# WORK ITEM:
Search the data below, and report every line in which "your" occurs.

Start of EXTRACTED INFORMATION

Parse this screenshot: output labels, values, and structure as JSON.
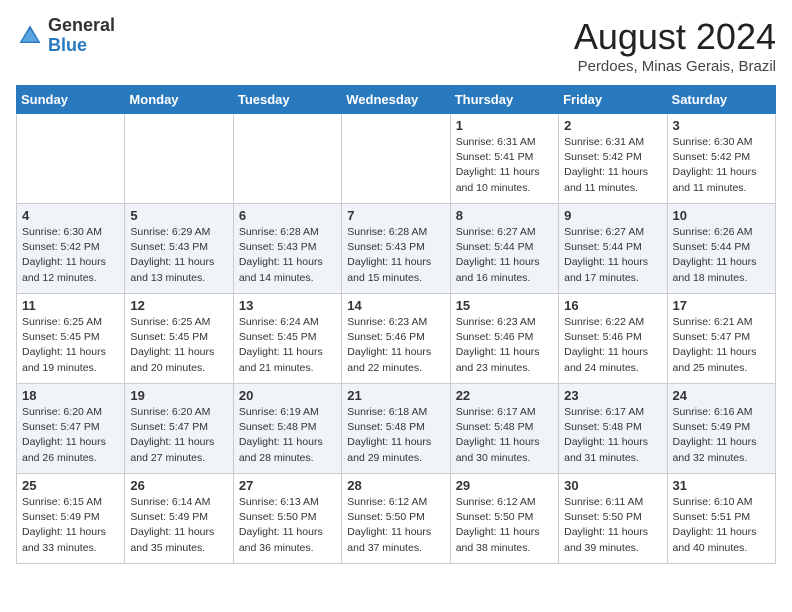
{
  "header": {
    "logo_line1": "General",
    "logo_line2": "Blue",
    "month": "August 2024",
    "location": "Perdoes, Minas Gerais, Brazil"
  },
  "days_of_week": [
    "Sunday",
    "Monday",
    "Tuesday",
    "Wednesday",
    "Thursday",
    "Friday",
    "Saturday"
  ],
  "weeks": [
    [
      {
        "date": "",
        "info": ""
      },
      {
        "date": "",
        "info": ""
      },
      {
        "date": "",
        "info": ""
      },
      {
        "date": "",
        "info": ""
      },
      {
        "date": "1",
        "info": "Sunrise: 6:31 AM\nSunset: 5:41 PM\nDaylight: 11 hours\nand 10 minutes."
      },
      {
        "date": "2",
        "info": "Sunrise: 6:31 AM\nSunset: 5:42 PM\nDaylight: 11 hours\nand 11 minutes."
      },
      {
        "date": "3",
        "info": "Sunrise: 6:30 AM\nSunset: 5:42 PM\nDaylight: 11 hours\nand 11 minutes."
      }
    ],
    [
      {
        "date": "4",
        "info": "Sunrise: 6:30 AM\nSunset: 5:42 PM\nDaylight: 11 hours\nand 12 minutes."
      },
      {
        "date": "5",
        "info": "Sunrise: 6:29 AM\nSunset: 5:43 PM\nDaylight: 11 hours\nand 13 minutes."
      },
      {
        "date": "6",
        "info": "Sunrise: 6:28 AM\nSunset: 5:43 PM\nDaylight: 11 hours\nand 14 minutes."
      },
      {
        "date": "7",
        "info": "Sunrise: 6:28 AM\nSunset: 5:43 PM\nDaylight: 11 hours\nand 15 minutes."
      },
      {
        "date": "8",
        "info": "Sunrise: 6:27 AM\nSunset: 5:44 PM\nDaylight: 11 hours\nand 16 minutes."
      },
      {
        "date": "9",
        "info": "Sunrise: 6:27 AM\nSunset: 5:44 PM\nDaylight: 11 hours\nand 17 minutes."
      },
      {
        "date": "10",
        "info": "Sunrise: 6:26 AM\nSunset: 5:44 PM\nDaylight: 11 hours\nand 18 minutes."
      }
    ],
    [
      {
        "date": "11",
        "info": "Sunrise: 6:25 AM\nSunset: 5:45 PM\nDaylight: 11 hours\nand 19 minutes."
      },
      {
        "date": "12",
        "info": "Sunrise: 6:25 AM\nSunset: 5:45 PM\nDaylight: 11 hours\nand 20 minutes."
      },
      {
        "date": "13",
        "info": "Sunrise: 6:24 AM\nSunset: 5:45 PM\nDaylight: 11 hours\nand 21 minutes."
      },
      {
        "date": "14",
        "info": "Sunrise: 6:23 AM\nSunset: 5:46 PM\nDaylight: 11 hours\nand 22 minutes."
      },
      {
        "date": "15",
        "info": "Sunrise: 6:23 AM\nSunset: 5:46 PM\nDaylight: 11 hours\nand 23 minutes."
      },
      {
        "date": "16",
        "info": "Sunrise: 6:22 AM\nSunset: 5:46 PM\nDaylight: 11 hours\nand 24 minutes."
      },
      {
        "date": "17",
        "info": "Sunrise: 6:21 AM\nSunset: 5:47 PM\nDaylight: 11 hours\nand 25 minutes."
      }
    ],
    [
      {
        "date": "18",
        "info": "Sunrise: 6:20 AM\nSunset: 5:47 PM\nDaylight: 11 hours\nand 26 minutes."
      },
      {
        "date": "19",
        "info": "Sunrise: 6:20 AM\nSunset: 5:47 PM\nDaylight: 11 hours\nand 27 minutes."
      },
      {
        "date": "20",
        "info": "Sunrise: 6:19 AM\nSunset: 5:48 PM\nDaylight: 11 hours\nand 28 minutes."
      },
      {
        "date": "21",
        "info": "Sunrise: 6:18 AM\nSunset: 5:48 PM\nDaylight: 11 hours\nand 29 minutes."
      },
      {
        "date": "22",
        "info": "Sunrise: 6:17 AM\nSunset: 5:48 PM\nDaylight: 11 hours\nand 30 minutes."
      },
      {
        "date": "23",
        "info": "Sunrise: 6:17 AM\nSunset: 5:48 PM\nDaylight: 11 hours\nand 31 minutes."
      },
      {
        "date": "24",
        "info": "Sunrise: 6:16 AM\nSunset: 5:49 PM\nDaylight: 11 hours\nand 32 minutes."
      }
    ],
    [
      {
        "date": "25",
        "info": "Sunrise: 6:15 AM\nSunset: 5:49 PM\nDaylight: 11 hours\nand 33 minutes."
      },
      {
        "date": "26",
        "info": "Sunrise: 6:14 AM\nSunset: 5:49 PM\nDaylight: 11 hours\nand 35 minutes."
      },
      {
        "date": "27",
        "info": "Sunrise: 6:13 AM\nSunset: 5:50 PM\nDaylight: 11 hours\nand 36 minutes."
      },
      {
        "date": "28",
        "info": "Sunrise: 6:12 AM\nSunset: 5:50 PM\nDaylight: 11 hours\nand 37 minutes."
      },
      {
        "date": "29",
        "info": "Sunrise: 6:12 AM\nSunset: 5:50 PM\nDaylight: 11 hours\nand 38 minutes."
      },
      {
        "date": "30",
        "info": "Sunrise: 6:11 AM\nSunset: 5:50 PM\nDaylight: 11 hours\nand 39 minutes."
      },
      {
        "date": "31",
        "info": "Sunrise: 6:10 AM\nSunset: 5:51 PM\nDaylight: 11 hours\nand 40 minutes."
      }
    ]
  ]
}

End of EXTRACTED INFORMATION
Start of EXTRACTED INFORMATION

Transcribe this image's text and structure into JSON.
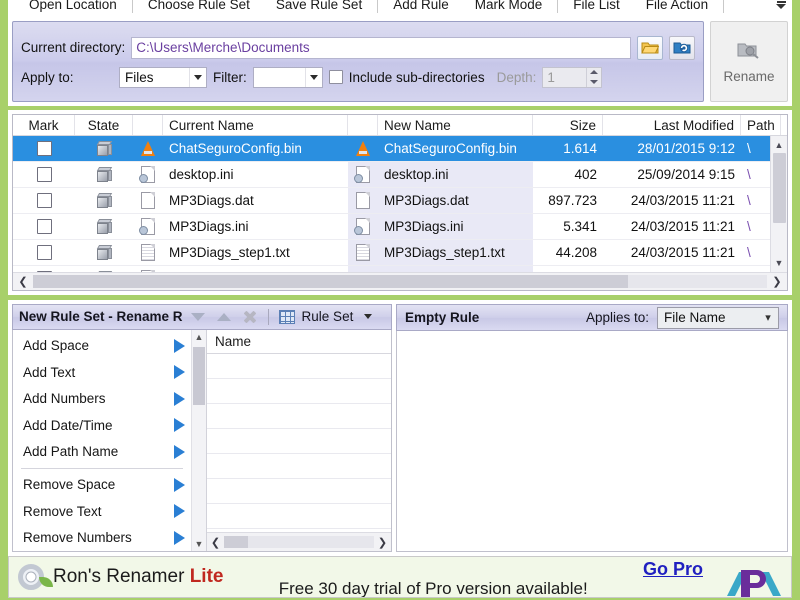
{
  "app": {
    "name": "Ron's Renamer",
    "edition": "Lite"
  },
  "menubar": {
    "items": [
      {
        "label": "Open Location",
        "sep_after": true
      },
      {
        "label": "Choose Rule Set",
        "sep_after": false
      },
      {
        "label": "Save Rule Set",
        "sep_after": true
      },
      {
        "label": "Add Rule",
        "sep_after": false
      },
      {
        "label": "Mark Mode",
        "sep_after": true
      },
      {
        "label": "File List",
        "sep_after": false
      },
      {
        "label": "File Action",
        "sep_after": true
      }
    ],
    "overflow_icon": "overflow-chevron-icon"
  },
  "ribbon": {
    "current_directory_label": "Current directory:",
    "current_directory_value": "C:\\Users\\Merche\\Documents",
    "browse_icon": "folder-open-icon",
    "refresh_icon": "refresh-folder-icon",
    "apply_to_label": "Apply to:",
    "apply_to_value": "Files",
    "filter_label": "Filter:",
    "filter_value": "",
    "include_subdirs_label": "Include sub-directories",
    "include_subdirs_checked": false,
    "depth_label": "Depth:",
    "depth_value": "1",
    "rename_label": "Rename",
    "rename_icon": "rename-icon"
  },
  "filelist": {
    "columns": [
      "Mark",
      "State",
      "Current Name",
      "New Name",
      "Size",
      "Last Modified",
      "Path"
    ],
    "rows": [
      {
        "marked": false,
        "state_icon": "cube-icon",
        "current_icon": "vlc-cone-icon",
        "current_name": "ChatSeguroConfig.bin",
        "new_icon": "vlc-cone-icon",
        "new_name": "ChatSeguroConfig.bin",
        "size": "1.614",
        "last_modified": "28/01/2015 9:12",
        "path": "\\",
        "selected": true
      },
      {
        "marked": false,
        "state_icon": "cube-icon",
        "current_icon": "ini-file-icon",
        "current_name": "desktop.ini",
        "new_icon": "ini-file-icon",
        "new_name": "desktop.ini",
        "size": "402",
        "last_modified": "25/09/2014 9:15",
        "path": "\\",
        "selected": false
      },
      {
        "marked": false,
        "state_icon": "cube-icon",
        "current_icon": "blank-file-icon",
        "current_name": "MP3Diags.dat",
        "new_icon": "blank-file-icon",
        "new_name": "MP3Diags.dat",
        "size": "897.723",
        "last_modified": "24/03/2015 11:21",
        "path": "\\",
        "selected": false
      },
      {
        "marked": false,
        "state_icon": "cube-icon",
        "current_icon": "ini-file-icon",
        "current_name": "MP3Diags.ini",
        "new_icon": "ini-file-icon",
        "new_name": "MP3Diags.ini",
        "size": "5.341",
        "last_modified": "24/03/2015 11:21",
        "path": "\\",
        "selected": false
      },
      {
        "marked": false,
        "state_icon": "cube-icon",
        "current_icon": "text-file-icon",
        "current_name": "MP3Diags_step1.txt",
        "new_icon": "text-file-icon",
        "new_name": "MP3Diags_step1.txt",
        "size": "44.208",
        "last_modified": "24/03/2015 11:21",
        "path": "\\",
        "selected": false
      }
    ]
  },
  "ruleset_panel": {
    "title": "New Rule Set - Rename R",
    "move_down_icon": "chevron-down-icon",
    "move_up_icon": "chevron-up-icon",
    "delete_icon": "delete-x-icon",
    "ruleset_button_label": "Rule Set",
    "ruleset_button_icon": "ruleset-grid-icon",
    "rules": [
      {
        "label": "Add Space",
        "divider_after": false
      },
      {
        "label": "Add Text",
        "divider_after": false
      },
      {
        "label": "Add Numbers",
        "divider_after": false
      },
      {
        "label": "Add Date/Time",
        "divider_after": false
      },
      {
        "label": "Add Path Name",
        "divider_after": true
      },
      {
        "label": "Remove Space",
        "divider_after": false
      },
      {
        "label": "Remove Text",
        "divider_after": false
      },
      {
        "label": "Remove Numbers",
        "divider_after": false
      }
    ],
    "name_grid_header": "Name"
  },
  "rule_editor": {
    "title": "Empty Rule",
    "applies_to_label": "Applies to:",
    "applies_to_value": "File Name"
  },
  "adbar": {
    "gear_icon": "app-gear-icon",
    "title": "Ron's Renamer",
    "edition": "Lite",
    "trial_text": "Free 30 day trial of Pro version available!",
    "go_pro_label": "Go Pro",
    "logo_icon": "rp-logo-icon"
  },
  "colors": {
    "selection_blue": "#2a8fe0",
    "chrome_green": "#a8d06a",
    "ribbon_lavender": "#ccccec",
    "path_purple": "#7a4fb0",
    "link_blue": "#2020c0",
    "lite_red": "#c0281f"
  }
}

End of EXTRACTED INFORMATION
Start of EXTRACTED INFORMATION

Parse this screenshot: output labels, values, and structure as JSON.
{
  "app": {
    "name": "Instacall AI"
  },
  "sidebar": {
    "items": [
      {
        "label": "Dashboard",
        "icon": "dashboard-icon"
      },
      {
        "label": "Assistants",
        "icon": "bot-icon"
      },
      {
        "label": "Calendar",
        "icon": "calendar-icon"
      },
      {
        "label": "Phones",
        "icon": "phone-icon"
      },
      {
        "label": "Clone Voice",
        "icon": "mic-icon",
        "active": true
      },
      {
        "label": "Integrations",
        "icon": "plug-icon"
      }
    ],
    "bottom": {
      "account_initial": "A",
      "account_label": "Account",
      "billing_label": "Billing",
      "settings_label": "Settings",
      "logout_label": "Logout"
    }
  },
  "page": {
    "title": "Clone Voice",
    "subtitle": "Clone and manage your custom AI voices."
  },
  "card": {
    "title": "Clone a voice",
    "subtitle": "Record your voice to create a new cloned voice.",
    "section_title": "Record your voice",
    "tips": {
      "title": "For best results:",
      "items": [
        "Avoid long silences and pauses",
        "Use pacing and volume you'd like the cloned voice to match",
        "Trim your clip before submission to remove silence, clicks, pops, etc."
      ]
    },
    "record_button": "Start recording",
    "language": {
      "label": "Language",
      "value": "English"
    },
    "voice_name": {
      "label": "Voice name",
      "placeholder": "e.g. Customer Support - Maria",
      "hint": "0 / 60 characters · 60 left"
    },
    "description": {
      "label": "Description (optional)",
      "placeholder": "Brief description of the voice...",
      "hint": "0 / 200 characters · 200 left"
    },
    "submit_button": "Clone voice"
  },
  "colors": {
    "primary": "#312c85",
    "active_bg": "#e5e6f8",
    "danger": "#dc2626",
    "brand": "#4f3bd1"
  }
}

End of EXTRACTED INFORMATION

# TASK SOLUTION:
    "subtitle": "Clone and manage your custom AI voices."
    "subtitle": "Record your voice to create a new cloned voice.",
    "section_title": "Record your voice",
        "Trim your clip before submission to remove silence, clicks, pops, etc."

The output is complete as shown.